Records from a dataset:
-------
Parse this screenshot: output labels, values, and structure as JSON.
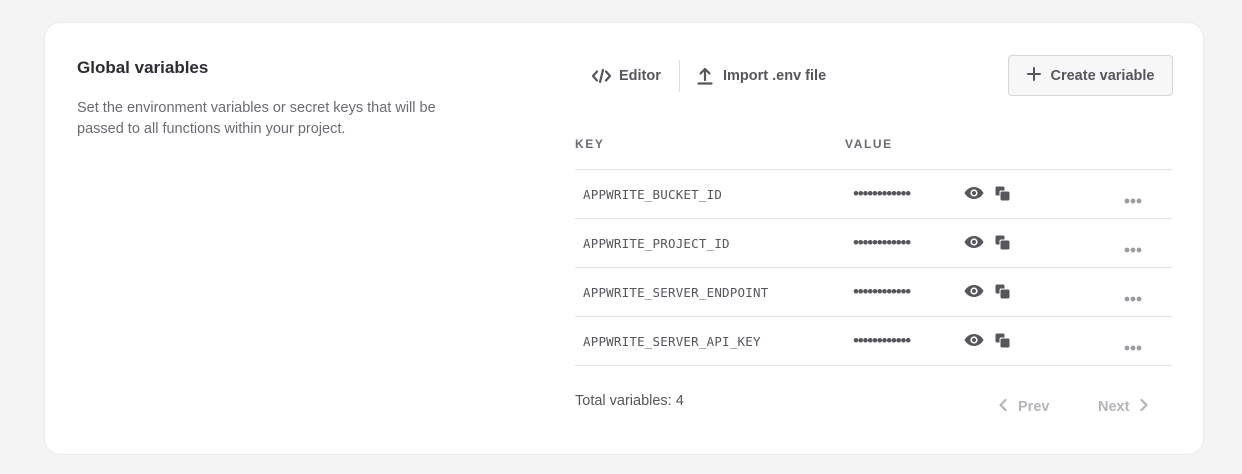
{
  "section": {
    "title": "Global variables",
    "description": "Set the environment variables or secret keys that will be passed to all functions within your project."
  },
  "toolbar": {
    "editor_label": "Editor",
    "import_label": "Import .env file",
    "create_label": "Create variable"
  },
  "table": {
    "headers": {
      "key": "KEY",
      "value": "VALUE"
    },
    "rows": [
      {
        "key": "APPWRITE_BUCKET_ID",
        "value": "••••••••••••"
      },
      {
        "key": "APPWRITE_PROJECT_ID",
        "value": "••••••••••••"
      },
      {
        "key": "APPWRITE_SERVER_ENDPOINT",
        "value": "••••••••••••"
      },
      {
        "key": "APPWRITE_SERVER_API_KEY",
        "value": "••••••••••••"
      }
    ]
  },
  "footer": {
    "total_label": "Total variables: 4",
    "prev_label": "Prev",
    "next_label": "Next"
  },
  "icons": {
    "editor": "code-icon",
    "import": "upload-icon",
    "create": "plus-icon",
    "reveal": "eye-icon",
    "copy": "copy-icon",
    "more": "more-horizontal-icon",
    "prev": "chevron-left-icon",
    "next": "chevron-right-icon"
  },
  "colors": {
    "text_primary": "#2d2d31",
    "text_secondary": "#56565c",
    "text_disabled": "#b4b4ba",
    "background": "#f4f4f4",
    "card": "#ffffff"
  }
}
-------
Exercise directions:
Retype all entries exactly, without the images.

Problem solution:
Parse this screenshot: output labels, values, and structure as JSON.
{
  "section": {
    "title": "Global variables",
    "description": "Set the environment variables or secret keys that will be passed to all functions within your project."
  },
  "toolbar": {
    "editor_label": "Editor",
    "import_label": "Import .env file",
    "create_label": "Create variable"
  },
  "table": {
    "headers": {
      "key": "KEY",
      "value": "VALUE"
    },
    "rows": [
      {
        "key": "APPWRITE_BUCKET_ID",
        "value": "••••••••••••"
      },
      {
        "key": "APPWRITE_PROJECT_ID",
        "value": "••••••••••••"
      },
      {
        "key": "APPWRITE_SERVER_ENDPOINT",
        "value": "••••••••••••"
      },
      {
        "key": "APPWRITE_SERVER_API_KEY",
        "value": "••••••••••••"
      }
    ]
  },
  "footer": {
    "total_label": "Total variables: 4",
    "prev_label": "Prev",
    "next_label": "Next"
  },
  "icons": {
    "editor": "code-icon",
    "import": "upload-icon",
    "create": "plus-icon",
    "reveal": "eye-icon",
    "copy": "copy-icon",
    "more": "more-horizontal-icon",
    "prev": "chevron-left-icon",
    "next": "chevron-right-icon"
  },
  "colors": {
    "text_primary": "#2d2d31",
    "text_secondary": "#56565c",
    "text_disabled": "#b4b4ba",
    "background": "#f4f4f4",
    "card": "#ffffff"
  }
}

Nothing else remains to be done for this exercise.